Everything is contrived, from the glowing burger buns, fresh lettuce and tomatoes, to the juicy fresh meat. Video takes food advertising even further, making it come alive from its static state.
Table top advertising or food marketing is no different than any other product marketing: the illusion never matches with the reality of creating it. In reality, the food has been dressed up and augmented to look fresh and mouth watering like those lobsters in Red Lobster commercials.
Fashion advertising is similar. The model is always more enticing wearing makeup and sporting a six pack. When models make commercials, they never smile. Bad assery sells.
Not surprisingly, food porn and selfies are huge on Instagram too, the people’s marketing platform. A little bit of shoot preparation and filters make both food and faces look better than they actually are.

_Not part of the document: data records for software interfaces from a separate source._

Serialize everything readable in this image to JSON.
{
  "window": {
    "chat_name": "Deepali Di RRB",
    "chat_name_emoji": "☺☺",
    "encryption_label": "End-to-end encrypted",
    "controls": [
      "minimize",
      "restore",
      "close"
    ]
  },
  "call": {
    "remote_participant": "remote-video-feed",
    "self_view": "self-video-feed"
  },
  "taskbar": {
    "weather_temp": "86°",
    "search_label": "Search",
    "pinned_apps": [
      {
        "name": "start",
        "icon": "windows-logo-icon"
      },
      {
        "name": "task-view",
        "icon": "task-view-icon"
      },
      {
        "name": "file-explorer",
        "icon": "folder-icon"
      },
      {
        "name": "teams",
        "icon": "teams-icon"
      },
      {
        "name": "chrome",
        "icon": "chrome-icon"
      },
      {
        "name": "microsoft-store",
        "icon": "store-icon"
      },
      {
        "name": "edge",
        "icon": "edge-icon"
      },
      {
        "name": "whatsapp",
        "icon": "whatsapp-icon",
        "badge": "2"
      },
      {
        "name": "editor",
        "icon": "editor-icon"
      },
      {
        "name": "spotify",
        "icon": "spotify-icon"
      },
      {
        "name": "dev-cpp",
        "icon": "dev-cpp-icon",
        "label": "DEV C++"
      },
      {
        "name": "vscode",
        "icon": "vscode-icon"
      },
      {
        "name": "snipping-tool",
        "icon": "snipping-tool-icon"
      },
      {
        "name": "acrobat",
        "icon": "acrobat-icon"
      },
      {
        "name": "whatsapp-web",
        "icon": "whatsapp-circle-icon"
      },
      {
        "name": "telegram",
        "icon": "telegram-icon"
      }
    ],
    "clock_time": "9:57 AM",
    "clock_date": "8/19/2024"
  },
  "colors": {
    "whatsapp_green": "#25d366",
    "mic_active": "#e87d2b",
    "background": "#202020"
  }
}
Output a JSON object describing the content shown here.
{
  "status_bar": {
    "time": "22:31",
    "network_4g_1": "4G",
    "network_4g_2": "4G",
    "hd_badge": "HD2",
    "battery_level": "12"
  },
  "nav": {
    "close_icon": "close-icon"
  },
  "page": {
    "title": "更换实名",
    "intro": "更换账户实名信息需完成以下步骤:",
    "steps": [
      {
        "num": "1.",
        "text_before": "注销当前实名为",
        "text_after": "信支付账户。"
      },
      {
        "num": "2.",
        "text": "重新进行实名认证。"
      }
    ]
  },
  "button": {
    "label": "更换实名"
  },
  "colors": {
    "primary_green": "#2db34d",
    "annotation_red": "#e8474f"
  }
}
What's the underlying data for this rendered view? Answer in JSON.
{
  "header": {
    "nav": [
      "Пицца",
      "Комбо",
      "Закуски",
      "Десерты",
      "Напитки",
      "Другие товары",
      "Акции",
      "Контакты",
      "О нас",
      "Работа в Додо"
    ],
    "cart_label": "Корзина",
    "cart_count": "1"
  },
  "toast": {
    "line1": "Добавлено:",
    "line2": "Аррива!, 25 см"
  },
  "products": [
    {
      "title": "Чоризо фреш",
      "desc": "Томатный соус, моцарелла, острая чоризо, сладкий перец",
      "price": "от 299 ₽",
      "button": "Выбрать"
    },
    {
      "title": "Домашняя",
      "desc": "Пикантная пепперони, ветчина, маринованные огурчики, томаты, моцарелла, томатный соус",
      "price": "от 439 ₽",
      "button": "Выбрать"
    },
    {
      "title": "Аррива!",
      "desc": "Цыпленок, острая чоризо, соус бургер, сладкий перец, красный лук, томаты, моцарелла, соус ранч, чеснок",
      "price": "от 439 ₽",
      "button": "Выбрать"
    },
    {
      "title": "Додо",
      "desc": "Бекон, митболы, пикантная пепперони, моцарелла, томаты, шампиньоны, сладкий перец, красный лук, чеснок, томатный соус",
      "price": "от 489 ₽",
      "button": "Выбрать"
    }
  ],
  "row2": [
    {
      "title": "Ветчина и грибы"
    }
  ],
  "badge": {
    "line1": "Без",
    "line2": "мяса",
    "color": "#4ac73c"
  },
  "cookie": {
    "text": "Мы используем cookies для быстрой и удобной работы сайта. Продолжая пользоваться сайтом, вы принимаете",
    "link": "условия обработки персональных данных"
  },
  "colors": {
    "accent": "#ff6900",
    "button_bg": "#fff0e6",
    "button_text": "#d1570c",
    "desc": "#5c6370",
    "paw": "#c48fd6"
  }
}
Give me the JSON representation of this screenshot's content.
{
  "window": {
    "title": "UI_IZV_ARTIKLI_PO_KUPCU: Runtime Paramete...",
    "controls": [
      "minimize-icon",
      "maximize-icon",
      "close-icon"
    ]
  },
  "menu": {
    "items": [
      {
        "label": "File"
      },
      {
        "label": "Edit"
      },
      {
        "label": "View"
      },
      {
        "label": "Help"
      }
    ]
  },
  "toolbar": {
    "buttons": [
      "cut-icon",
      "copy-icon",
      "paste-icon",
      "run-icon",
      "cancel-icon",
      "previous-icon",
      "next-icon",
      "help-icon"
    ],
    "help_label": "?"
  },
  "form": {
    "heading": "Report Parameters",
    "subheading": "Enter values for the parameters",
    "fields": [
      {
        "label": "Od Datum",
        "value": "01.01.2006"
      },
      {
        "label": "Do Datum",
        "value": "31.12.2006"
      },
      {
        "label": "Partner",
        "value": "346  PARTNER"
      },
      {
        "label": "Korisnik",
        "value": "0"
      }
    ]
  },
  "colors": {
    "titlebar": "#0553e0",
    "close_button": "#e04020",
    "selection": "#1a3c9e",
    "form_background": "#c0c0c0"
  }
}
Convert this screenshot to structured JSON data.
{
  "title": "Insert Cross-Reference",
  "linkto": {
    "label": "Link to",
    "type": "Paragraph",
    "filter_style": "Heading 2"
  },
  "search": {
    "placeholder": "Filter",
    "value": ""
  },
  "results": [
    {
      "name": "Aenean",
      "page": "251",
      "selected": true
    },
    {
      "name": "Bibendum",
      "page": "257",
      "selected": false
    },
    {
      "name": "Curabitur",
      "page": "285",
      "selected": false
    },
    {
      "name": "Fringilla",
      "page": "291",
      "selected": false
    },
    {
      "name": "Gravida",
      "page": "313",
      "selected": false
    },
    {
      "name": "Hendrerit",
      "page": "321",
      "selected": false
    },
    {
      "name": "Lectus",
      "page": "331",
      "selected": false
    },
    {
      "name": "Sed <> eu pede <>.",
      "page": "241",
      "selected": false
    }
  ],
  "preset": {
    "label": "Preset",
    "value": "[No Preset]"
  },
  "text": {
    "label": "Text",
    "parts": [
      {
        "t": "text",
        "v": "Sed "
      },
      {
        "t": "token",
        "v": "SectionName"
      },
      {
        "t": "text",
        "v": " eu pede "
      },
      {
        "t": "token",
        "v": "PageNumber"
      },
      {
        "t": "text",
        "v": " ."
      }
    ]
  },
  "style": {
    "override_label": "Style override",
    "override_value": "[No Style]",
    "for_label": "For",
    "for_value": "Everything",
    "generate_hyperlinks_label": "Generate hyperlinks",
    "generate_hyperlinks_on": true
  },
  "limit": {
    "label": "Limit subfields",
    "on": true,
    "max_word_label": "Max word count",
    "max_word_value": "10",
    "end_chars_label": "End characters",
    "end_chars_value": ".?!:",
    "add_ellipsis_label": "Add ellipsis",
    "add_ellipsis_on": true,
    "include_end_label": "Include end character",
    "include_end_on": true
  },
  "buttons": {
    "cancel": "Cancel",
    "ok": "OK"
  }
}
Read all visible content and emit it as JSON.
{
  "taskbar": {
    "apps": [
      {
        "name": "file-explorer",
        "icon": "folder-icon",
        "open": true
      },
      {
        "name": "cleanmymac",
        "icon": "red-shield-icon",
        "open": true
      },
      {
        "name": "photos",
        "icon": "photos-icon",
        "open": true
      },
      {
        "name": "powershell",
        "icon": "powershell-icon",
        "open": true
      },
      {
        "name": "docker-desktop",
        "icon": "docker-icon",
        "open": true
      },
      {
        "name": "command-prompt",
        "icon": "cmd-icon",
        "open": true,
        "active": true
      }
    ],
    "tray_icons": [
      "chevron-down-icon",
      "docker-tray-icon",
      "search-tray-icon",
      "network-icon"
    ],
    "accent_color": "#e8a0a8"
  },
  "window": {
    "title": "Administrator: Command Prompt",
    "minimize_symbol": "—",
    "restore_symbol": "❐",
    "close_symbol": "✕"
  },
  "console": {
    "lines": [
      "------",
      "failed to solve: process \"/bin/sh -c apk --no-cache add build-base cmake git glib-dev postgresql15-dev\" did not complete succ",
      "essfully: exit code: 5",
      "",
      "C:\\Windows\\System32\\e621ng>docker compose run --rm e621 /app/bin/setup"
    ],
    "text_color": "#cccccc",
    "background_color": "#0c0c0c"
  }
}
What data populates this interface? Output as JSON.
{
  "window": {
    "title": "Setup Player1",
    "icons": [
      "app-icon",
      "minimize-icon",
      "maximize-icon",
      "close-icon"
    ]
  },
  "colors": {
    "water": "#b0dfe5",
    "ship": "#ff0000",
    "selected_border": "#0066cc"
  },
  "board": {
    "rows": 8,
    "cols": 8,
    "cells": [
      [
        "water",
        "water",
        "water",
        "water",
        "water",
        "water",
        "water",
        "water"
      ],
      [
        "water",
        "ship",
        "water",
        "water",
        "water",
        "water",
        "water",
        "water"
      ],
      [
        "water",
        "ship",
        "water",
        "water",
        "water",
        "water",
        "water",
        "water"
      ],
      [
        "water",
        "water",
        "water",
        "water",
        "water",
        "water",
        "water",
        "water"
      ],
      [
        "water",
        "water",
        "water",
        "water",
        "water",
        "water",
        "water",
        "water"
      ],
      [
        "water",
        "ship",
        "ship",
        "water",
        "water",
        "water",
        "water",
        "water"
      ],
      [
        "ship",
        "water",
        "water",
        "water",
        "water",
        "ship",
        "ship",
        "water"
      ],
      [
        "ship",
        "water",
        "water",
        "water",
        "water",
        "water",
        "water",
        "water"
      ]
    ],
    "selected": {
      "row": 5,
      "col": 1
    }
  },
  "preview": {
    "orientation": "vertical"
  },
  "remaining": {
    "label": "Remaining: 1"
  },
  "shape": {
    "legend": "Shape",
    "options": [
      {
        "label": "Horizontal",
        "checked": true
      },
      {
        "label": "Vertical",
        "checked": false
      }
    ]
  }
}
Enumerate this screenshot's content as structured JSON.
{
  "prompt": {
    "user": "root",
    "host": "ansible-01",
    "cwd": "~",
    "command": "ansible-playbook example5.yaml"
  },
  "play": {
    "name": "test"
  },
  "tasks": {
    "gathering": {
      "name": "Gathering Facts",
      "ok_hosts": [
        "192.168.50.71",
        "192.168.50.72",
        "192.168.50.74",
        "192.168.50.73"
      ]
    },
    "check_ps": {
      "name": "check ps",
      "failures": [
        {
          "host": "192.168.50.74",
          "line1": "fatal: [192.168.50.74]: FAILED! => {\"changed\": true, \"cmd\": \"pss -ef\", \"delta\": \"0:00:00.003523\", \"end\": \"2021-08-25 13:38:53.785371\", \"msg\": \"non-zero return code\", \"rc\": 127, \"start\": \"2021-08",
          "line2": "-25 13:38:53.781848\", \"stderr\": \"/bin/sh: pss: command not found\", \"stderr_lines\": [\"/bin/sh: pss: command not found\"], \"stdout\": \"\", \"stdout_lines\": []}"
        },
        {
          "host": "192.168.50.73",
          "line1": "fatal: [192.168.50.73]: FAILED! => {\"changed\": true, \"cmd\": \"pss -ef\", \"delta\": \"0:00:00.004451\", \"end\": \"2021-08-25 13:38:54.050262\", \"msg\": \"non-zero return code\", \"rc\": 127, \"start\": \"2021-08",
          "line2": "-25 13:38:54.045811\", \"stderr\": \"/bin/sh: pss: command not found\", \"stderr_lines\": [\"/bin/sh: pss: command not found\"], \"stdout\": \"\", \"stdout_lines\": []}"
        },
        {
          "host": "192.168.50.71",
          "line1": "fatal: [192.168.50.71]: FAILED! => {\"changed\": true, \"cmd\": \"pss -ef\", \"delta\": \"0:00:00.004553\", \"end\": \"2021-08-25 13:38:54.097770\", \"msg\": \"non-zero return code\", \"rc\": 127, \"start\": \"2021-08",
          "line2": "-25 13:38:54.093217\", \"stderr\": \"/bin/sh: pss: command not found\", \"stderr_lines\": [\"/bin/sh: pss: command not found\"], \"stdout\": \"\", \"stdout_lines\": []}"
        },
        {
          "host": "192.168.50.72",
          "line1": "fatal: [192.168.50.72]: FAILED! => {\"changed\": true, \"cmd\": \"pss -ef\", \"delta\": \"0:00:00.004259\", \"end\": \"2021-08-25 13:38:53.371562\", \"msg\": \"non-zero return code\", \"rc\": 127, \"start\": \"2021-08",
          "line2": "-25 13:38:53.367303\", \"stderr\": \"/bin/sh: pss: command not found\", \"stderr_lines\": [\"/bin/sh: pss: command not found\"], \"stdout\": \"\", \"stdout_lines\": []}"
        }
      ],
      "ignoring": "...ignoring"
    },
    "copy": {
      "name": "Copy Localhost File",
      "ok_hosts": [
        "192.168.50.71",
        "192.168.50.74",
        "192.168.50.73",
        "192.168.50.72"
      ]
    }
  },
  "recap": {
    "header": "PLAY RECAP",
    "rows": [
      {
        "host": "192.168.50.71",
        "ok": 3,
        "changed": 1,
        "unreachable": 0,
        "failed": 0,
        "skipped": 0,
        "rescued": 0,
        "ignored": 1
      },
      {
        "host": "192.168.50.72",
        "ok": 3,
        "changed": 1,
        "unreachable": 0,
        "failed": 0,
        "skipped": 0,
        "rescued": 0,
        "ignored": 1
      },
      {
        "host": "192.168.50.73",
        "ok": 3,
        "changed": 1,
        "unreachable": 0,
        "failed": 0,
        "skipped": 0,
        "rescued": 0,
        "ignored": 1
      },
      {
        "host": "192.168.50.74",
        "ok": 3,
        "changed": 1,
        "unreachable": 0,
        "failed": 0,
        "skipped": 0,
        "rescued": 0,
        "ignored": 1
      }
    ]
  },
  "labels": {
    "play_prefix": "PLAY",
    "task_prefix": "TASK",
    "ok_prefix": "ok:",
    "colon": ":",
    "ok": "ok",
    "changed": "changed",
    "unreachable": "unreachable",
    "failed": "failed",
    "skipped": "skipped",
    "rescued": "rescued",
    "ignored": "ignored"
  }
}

Today, anyone can use technology to create a Hollywood look. Everyone’s deceiving and buying lies at the same time. We all desire better versions of ourselves, including what appears on our plates.
As an entrepreneur, writer, podcaster, investor, motivational speaker, and life hacker, Tim Ferriss is a jack of all trades.
Like many of us, he’s obsessed with work and optimizing work habits. But he learned the hard way. A near suicide and a breakup with his girlfriend made him change. Instead of being goal-driven, he played with ‘what ifs’ in what he calls fear-setting.
To much chagrin, he left his business in 2004 to spend a month in London. It turned out all those fears he had – his company would collapse, the IRS would come after him — never happened. The opposite unfolded. He ended up traveling the world for a year where he lived more and worked less. an experience which led him to write his best-selling book The 4-Hour Work Week(Amazon).
At the core of Tim’s life-practice is stoicism, an age-old philosophy that has guided successful leaders from George Washington to Bill Belichick.
So around 300 BC in Athens,someone named Zeno of Citium taught many lectureswalking around a painted porch, a “stoa.”That later became “stoicism.”And in the Greco-Roman world,people used stoicism as a comprehensive systemfor doing many, many things.But for our purposes, chief among them was training yourselfto separate what you can control from what you cannot control,and then doing exercises to focus exclusivelyon the former.This decreases emotional reactivity,which can be a superpower.
There are two quotes Tim always keeps the top of mind in his daily life. The first is that “We suffer more often in imagination than in reality,” wrote the Stoic philosopher Seneca the Younger.
The second comes from a modern-day Stoic Jerzy Gregorek “Easy choices, hard life.Hard choices, easy life,” which became the backbone in his survival as a political refugee and endurance as four-time world champion Olympic weightlifter.
Fear-setting is a life practice. It takes a lot of nerve to imagine our worst fears and take calculated risks, but the cost of inaction is even worse. Remember things are never as bad as they seem.
Whether you’re stuck in a labyrinth or looping around the same racetrack, admitting you’re frustrated and lost is at least a starting point. The hard part is developing a plan to do something about it.
If you want to go pro in any profession, you’re going to have to practice your beliefs and take calculated risks to gauge their rigidity. Doing the work removes the cobwebs of uncertainty.
Being lost is not an excuse to stand still unless something requires patience for results. Dance with the fear and see where it takes you.
In his blog post on breaking phone addiction, Erik Barker uses a quote from NYU marketing and psychology professor Adam Antler to explain why we keep checking our phones again and again. The process is called a “ludic loop.”
The “ludic loop” is this idea that when you’re engaged in an addictive experience, like playing slot machines, you get into this lulled state of tranquility where you just keep doing the thing over and over again. It just becomes the comfortable state for you. You don’t stop until you’re shaken out of that state by something.
So how we do we keep ourselves from going down the Facebook and Instagram rabbit hole? We employ a “stopping rule.”
It’s a rule that says at this point it’s time for me to stop. It breaks the reverie and makes you think of something else; it gets you outside of the space you’ve been in. The best thing to do is to use a declarative statement like, “I don’t watch more than two episodes of a show in a row, that’s just not who I am.”
As Barker points, you can also remove the dopamine hitting apps from your phone and replace them with something useful like the Kindle app to encourage more reading. And in the worst case scenario, you can throw your phone into the ocean, or just leave it in an inconvenient place to prevent the urge to take another futile gamble.